Protect Our Nation's Cancer Care System
A few weeks ago the Medicare Payment Advisory Commission (MedPAC) made a huge mistake. It voted to recommend Congress numerous changes to the way drugs are paid for under Medicare Part B. The biggest change would move physicians away from the existing system where they are paid based on the average sales price (ASP) of drugs plus a 6 percent markup to cover administration and other expenses. The proposal would drop payments over wholesale cost to just 3 percent in 2018 as well as introduce a drug formulary whose prices have been negotiated by third-party vendors.

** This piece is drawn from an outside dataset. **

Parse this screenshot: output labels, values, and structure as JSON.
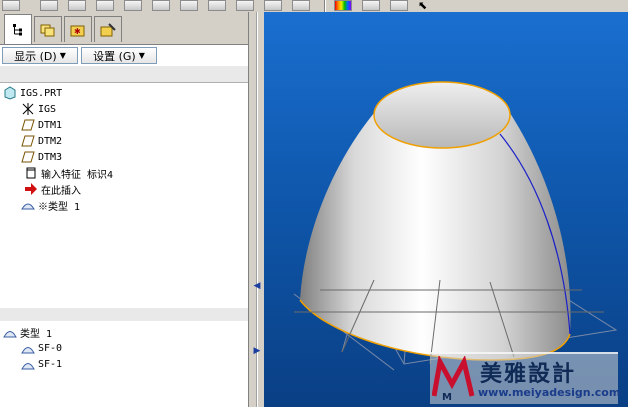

If implemented, the most recent MedPAC recommendations will continue the slow death of our nation’s cancer care system through poor public policy. They will add fuel to the fire that has been raging for more than a decade, pushing cancer patients away from the local, affordable community oncology clinics, and forcing them into the much more expensive hospital setting.
Before 2004, the cancer care delivery landscape was incredibly stable, with 84 percent of chemotherapy delivered in independent, physician-run community cancer clinics, like my own. However, as the actuarial firm Milliman noted in a study published last year, by 2014, there had been a dramatic shift in the site of cancer care delivery: Only 54 percent of chemotherapy was being delivered in community cancer clinics. The remainder had moved to the far more expensive hospital outpatient setting.
The reasons for this are a textbook example of the unintended consequences of bad public policy. It all started with the Medicare Modernization Act’s dramatic change to Part B drug reimbursement in 2003. This was compounded further by the Centers for Medicare and Medicaid Services’ (CMS) decisions that cut drug reimbursements by including wholesaler prompt pay discounts and the Medicare sequester in calculating reimbursements. These cuts devastated community oncology practices while hospitals found an elephant-sized loophole in the 340B Drug Discount Program that actually increased their profit.
The MedPAC recommendations ignore those of us on the frontlines who see the dismantling of the independent community cancer care system every day. If approved and implemented, these misguided recommendations will continue its destruction, consolidating care into the much more expensive hospital setting, and only increasing Medicare Part B spending. How much more expensive? Consider this startling statistic: in 2014 alone, Milliman found that it cost Medicare $2 billion more to provide cancer treatment in hospitals than if it had remained at a physician-run community cancer clinic.
The impact these polices have had on our nation’s cancer care system will only grow if the recommendations are implemented. For example, according to the Community Oncology Alliance’s 2016 Practice Impact Report, in New York, 30 community cancer clinics have been acquired by hospitals and 12 have closed completely since 2008. On a national scale, the causalities are much greater, with 380 practices closing and another 609 acquired by hospitals. Patients are the ones suffering most as they have less access and are paying more for their care.
MedPAC, and the Congress it advises, should look to the practices and providers themselves for solutions, not distant bureaucrats in ivory towers. Community oncology practices understand the realities and problems of the increasing cost of cancer care. We are seeking solutions using data, market facts, and the real-world medical experience of physicians, nurses, administrators, and others seeking to craft viable, patient-centric solutions. This includes participation in the Centers for Medicare & Medicaid Innovation Oncology Care Model, the development of the Oncology Medical Home concept, and numerous other public and private initiatives. We know what works – but if policymakers ignore us, they will be doomed to repeat the failures of history.
MedPAC’s Medicare Part B payment proposal will backfire. It will encourage more Medicare spending and cancer patients will suffer. MedPAC and Congress should change course by looking at the real world of cancer care, with a critical eye toward doing what is best for taxpayers and, most importantly, patients.
Dr. Vacirca is a practicing oncologist, CEO of NY Cancer Specialists in Long Island, NY, and president of Community Oncology Alliance.